The fact that Vodacom Durban July winning jockey Stuart Randolph is his Uncle was some influence in his decision to enrol at the SA Jockey Academy in 2011 while still in Grade 10. Craig Zackey, Louis Mxothwa, Heavelon Van Den Hoven and Xavier Carstens were all in the same intake and the young Munger, with Uncle Stu’s guidance, adapted over time.
“It took some time to adjust to the hard work, early mornings and rigorous lifestyle, but once I got into a routine and made friends I really enjoyed it,” he admits.
Now he has gone full circle – back to being the complete ‘new kid on the block’ in Singapore.
Ryan and Macau-based Brazilian jockey Ruan Maia are the two new additions to the riding ranks but the Brazillian has already had a taste of the Kranji action with several visits since 2018 – even winning the Gr2 Chairman’s Trophy with Circuit Land at his first ride that first year.
Ryan says that Lyle Hewitson’s experience in Hong Kong has been an interesting one to follow and a great advertisement for SA racing.
“There are so many upsides to this game when things are going well but Lyle showed genuine character and determination to ride the rough wave. I was so thrilled to see him break the ice on Sunday. I hope it’s the first of many for him,” he added.
Ryan has done some homework and spoken to a few jockeys who’ve ridden in Singapore and he says that they all have different opinions.

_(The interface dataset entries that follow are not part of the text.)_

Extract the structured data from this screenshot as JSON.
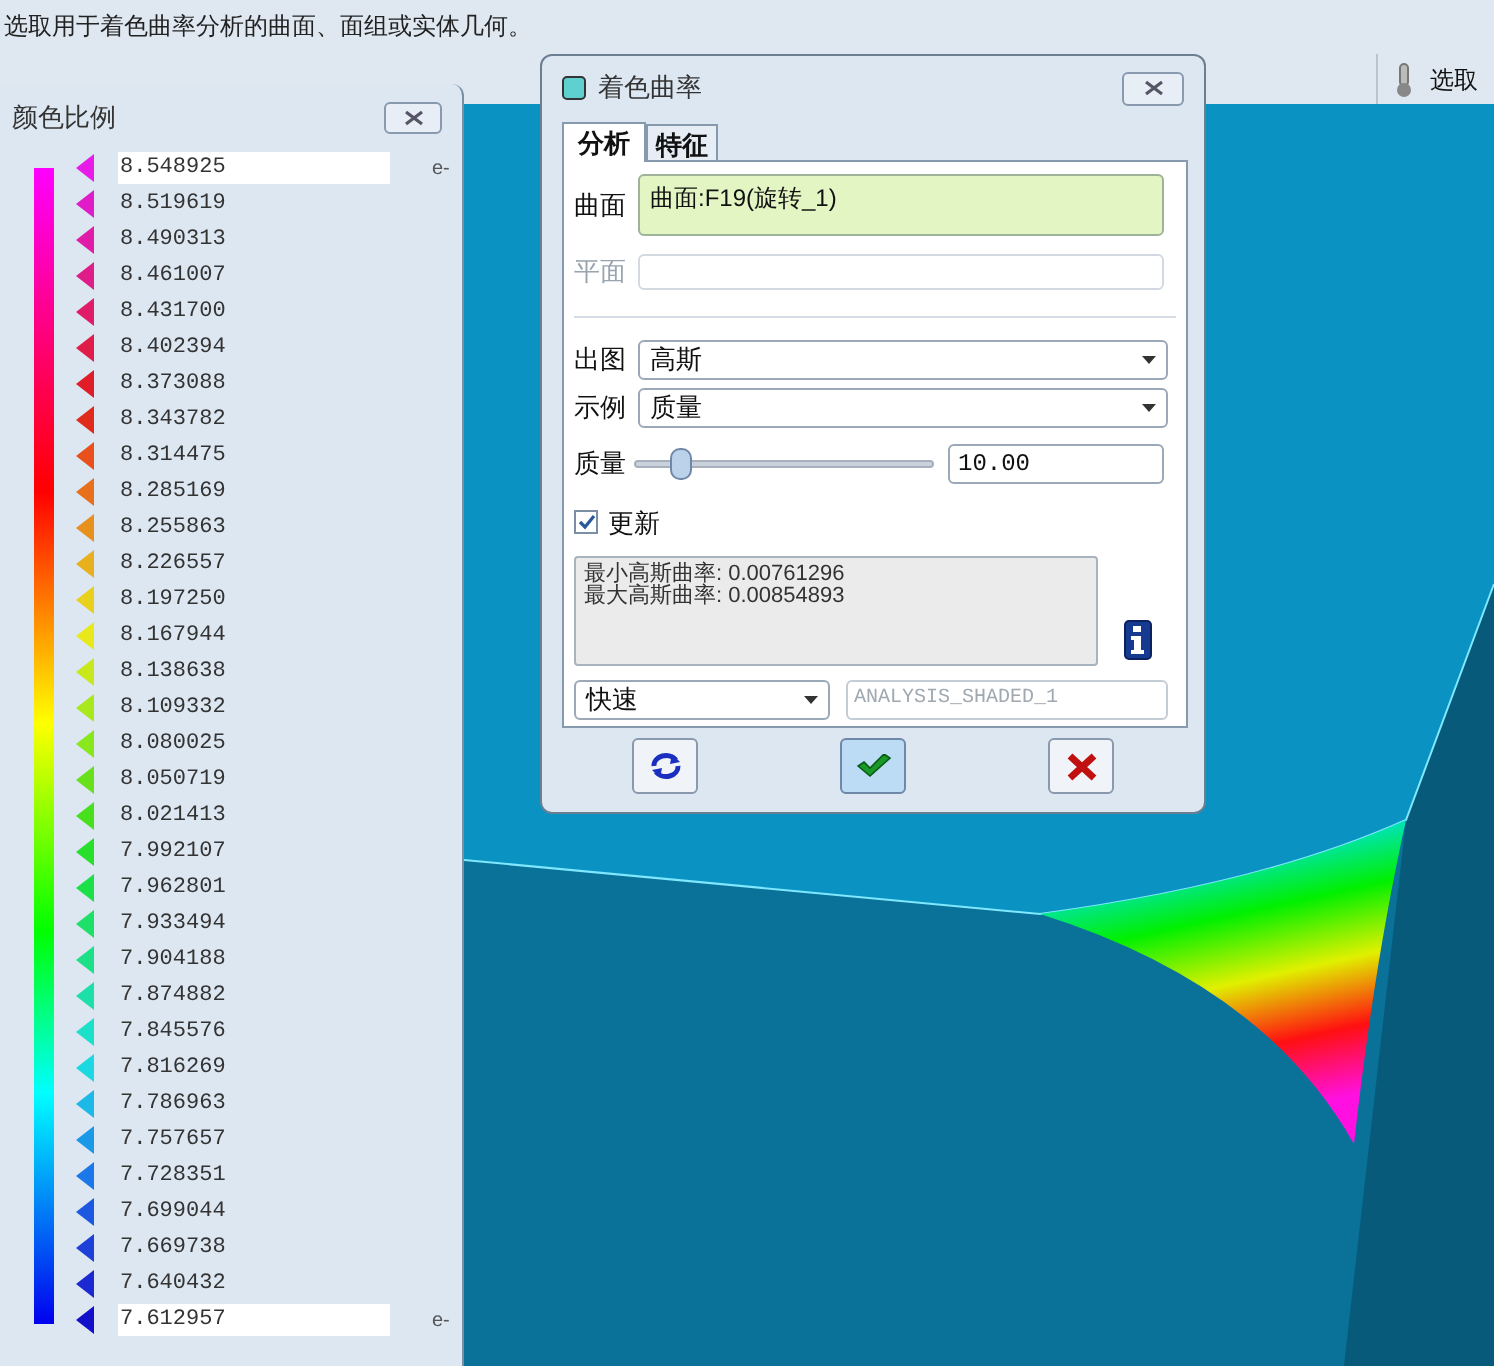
{
  "message": "选取用于着色曲率分析的曲面、面组或实体几何。",
  "toolbar": {
    "label": "选取"
  },
  "legend": {
    "title": "颜色比例",
    "exponent_top": "e-",
    "exponent_bottom": "e-",
    "entries": [
      {
        "kind": "field",
        "value": "8.548925",
        "color": "#e81ce8"
      },
      {
        "kind": "text",
        "value": "8.519619",
        "color": "#e01cc8"
      },
      {
        "kind": "text",
        "value": "8.490313",
        "color": "#e01ca8"
      },
      {
        "kind": "text",
        "value": "8.461007",
        "color": "#e01c88"
      },
      {
        "kind": "text",
        "value": "8.431700",
        "color": "#e01c68"
      },
      {
        "kind": "text",
        "value": "8.402394",
        "color": "#e01c48"
      },
      {
        "kind": "text",
        "value": "8.373088",
        "color": "#e01c28"
      },
      {
        "kind": "text",
        "value": "8.343782",
        "color": "#e02a1c"
      },
      {
        "kind": "text",
        "value": "8.314475",
        "color": "#e8501c"
      },
      {
        "kind": "text",
        "value": "8.285169",
        "color": "#e8701c"
      },
      {
        "kind": "text",
        "value": "8.255863",
        "color": "#e8901c"
      },
      {
        "kind": "text",
        "value": "8.226557",
        "color": "#e8b01c"
      },
      {
        "kind": "text",
        "value": "8.197250",
        "color": "#e8d01c"
      },
      {
        "kind": "text",
        "value": "8.167944",
        "color": "#e8e81c"
      },
      {
        "kind": "text",
        "value": "8.138638",
        "color": "#c8e81c"
      },
      {
        "kind": "text",
        "value": "8.109332",
        "color": "#a8e81c"
      },
      {
        "kind": "text",
        "value": "8.080025",
        "color": "#88e81c"
      },
      {
        "kind": "text",
        "value": "8.050719",
        "color": "#68e01c"
      },
      {
        "kind": "text",
        "value": "8.021413",
        "color": "#48e01c"
      },
      {
        "kind": "text",
        "value": "7.992107",
        "color": "#28e02c"
      },
      {
        "kind": "text",
        "value": "7.962801",
        "color": "#1ce048"
      },
      {
        "kind": "text",
        "value": "7.933494",
        "color": "#1ce068"
      },
      {
        "kind": "text",
        "value": "7.904188",
        "color": "#1ce088"
      },
      {
        "kind": "text",
        "value": "7.874882",
        "color": "#1ce0a8"
      },
      {
        "kind": "text",
        "value": "7.845576",
        "color": "#1ce0c8"
      },
      {
        "kind": "text",
        "value": "7.816269",
        "color": "#1cd8e0"
      },
      {
        "kind": "text",
        "value": "7.786963",
        "color": "#1cb8e8"
      },
      {
        "kind": "text",
        "value": "7.757657",
        "color": "#1c98e8"
      },
      {
        "kind": "text",
        "value": "7.728351",
        "color": "#1c78e8"
      },
      {
        "kind": "text",
        "value": "7.699044",
        "color": "#1c58e0"
      },
      {
        "kind": "text",
        "value": "7.669738",
        "color": "#1c40d8"
      },
      {
        "kind": "text",
        "value": "7.640432",
        "color": "#1c28d0"
      },
      {
        "kind": "field",
        "value": "7.612957",
        "color": "#1010c8"
      }
    ]
  },
  "dialog": {
    "title": "着色曲率",
    "tabs": [
      {
        "label": "分析",
        "selected": true
      },
      {
        "label": "特征",
        "selected": false
      }
    ],
    "surface": {
      "label": "曲面",
      "value": "曲面:F19(旋转_1)"
    },
    "plane": {
      "label": "平面",
      "disabled": true
    },
    "plot": {
      "label": "出图",
      "value": "高斯"
    },
    "example": {
      "label": "示例",
      "value": "质量"
    },
    "quality": {
      "label": "质量",
      "level": 0.12,
      "value": "10.00"
    },
    "update": {
      "label": "更新",
      "checked": true
    },
    "info_lines": [
      "最小高斯曲率: 0.00761296",
      "最大高斯曲率: 0.00854893"
    ],
    "mode": {
      "value": "快速"
    },
    "name_field": {
      "value": "ANALYSIS_SHADED_1",
      "disabled": true
    }
  }
}
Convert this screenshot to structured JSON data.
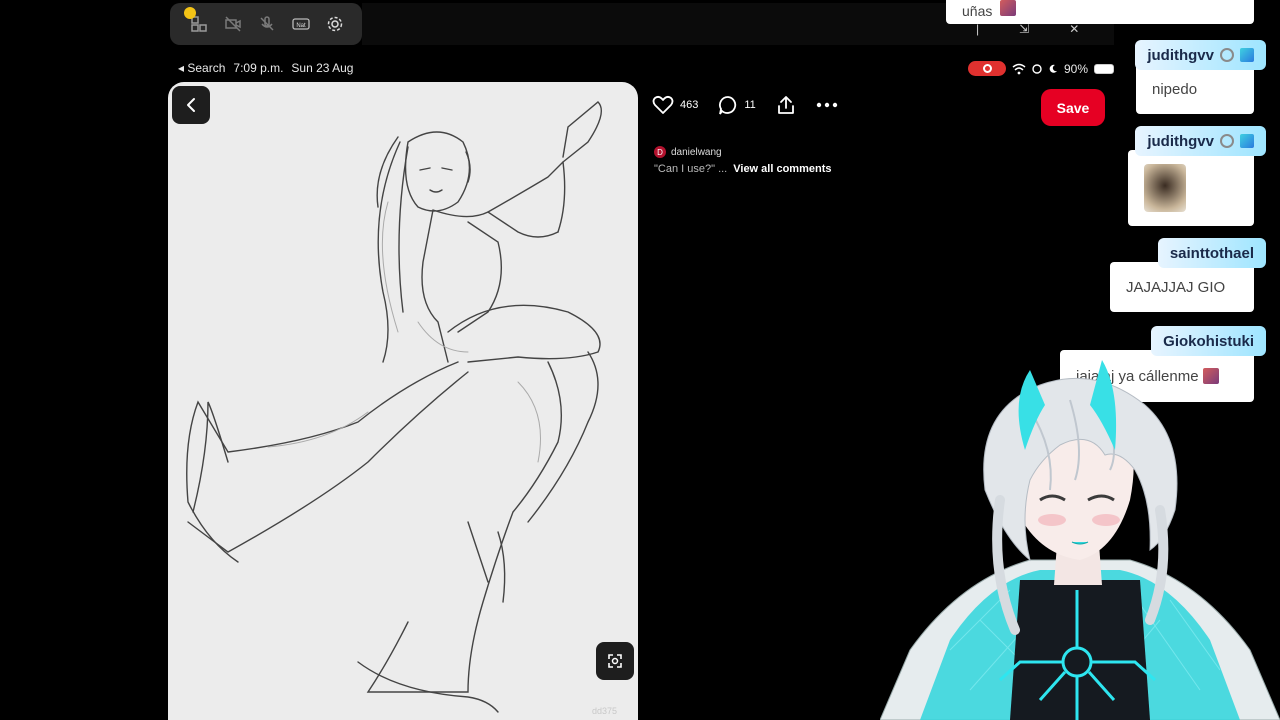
{
  "toolbar": {
    "icons": [
      "cursor-dot-icon",
      "camera-off-icon",
      "mic-off-icon",
      "nat-badge-icon",
      "gear-icon"
    ],
    "nat_label": "Nat"
  },
  "status_bar": {
    "back_label": "◂ Search",
    "time": "7:09 p.m.",
    "date": "Sun 23 Aug",
    "battery": "90%"
  },
  "pin": {
    "like_count": "463",
    "comment_count": "11",
    "save_label": "Save",
    "author": "danielwang",
    "author_initial": "D",
    "comment_snippet": "\"Can I use?\" ...",
    "view_all": "View all comments",
    "watermark": "dd375"
  },
  "chat": {
    "top_partial": "uñas",
    "messages": [
      {
        "user": "judithgvv",
        "text": "nipedo"
      },
      {
        "user": "judithgvv",
        "text": ""
      },
      {
        "user": "sainttothael",
        "text": "JAJAJJAJ GIO"
      },
      {
        "user": "Giokohistuki",
        "text": "jajajaj ya cállenme"
      }
    ]
  },
  "colors": {
    "save": "#e60023",
    "record": "#e0312f",
    "chat_name_gradient_end": "#9ee5ff"
  }
}
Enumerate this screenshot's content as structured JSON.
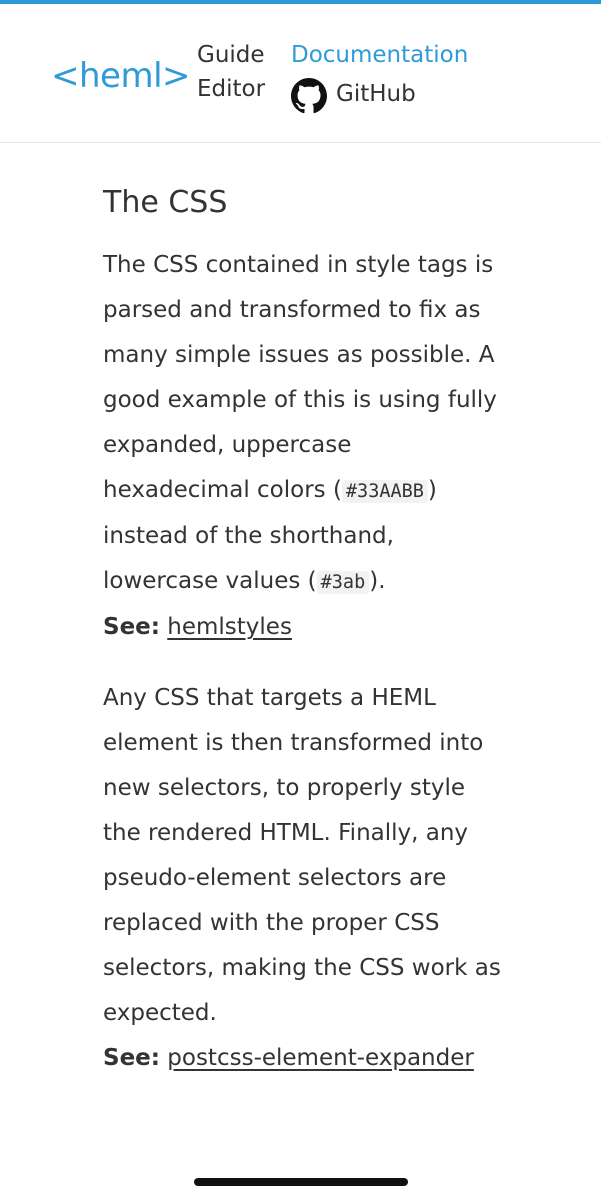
{
  "brand": {
    "accent_color": "#2f9ad8",
    "logo_text": "<heml>"
  },
  "nav": {
    "guide": "Guide",
    "editor": "Editor",
    "documentation": "Documentation",
    "github": "GitHub",
    "github_icon": "github-octocat-icon"
  },
  "section": {
    "title": "The CSS",
    "para1": {
      "part1": "The CSS contained in style tags is parsed and transformed to fix as many simple issues as possible. A good example of this is using fully expanded, uppercase hexadecimal colors (",
      "code1": "#33AABB",
      "part2": ") instead of the shorthand, lowercase values (",
      "code2": "#3ab",
      "part3": ")."
    },
    "see1": {
      "label": "See:",
      "link": "hemlstyles"
    },
    "para2": "Any CSS that targets a HEML element is then transformed into new selectors, to properly style the rendered HTML. Finally, any pseudo-element selectors are replaced with the proper CSS selectors, making the CSS work as expected.",
    "see2": {
      "label": "See:",
      "link": "postcss-element-expander"
    }
  }
}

“I spoke to Callan Murray and Johnny Geroudis, who rode there for many years and told me a lot about the place. SA – born trainer Ricardo Le Grange also gave me a few tips. For a start, Ricardo will be giving me rides but it would also be nice to get to know new trainers and new connections. Traveling abroad is a nice experience and a great platform for me to improve as a rider, but it’s also a good opportunity to get to know new people and take in the diversity of new cultures.”
He says that South Africa will always be his home and he will miss the country of his birth. But the hard fact is that he could not have foregone the Singapore opportunity.
“I’m again in the top 10, and things are going well. But this chance to ride overseas has come up and there was no way I wouldn’t have gone for it. It’s the same story but different day back home, whereas international experience will take me out of my comfort zone. I will get to meet top riders and top trainers from around the world. I’d rather look back, knowing that I was given the opportunity and I took it, instead of not taking a chance.”
Source : Sporting Post